* **Brief**: Work out how many lines in the listing below carry the word "Batangas". Give that number alone.

----

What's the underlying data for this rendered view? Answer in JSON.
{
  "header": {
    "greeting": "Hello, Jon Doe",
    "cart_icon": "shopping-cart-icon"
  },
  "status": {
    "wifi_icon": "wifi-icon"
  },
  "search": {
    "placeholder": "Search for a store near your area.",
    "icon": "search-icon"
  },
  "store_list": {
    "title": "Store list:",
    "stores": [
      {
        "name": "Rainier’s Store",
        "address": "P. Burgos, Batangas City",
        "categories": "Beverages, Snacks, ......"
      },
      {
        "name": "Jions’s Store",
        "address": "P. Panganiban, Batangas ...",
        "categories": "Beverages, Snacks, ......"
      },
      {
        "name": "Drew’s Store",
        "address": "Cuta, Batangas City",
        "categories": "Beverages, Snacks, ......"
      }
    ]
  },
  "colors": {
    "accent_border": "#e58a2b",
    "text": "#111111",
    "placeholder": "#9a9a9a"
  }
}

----

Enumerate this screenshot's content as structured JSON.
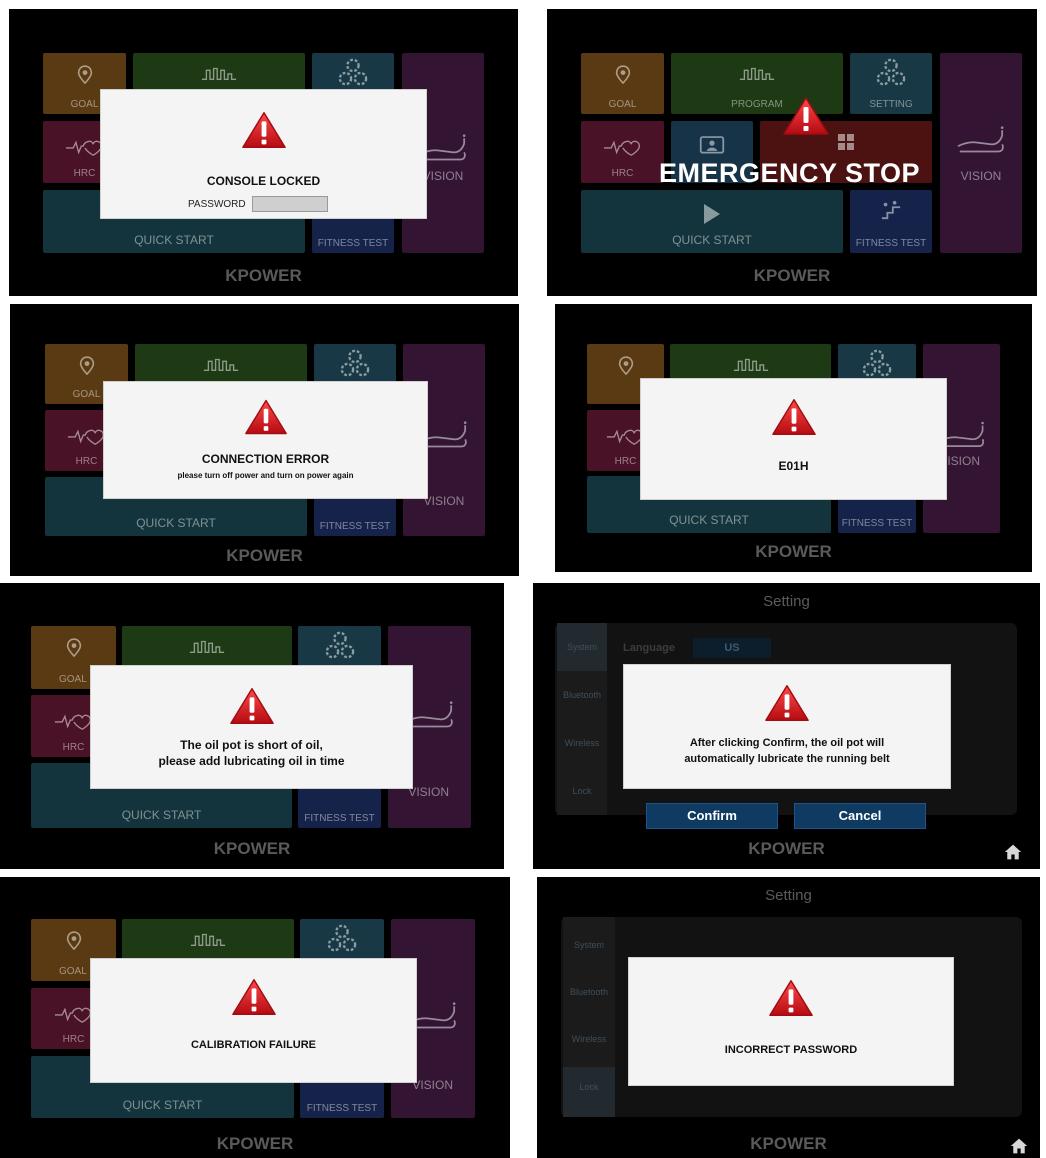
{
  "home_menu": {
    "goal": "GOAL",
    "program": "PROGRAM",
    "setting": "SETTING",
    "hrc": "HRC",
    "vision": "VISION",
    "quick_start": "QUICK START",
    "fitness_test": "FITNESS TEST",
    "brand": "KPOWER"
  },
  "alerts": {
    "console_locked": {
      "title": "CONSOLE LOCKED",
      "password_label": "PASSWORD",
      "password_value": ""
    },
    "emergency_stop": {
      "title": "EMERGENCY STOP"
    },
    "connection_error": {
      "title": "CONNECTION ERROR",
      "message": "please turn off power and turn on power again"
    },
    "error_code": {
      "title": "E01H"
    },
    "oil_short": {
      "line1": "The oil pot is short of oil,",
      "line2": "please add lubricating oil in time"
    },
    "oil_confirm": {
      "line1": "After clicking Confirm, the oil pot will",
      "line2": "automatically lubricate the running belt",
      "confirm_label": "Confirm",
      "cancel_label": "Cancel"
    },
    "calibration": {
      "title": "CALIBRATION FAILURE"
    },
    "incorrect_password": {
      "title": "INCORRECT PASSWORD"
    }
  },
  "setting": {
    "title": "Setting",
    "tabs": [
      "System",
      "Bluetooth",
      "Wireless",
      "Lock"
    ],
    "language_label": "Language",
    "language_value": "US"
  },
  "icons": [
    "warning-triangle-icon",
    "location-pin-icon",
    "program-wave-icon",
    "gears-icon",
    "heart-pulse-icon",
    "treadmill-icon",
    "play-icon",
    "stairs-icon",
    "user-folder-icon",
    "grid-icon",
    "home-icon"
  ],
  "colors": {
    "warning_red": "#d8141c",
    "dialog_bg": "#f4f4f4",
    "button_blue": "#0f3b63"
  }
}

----

* **Reply**: 3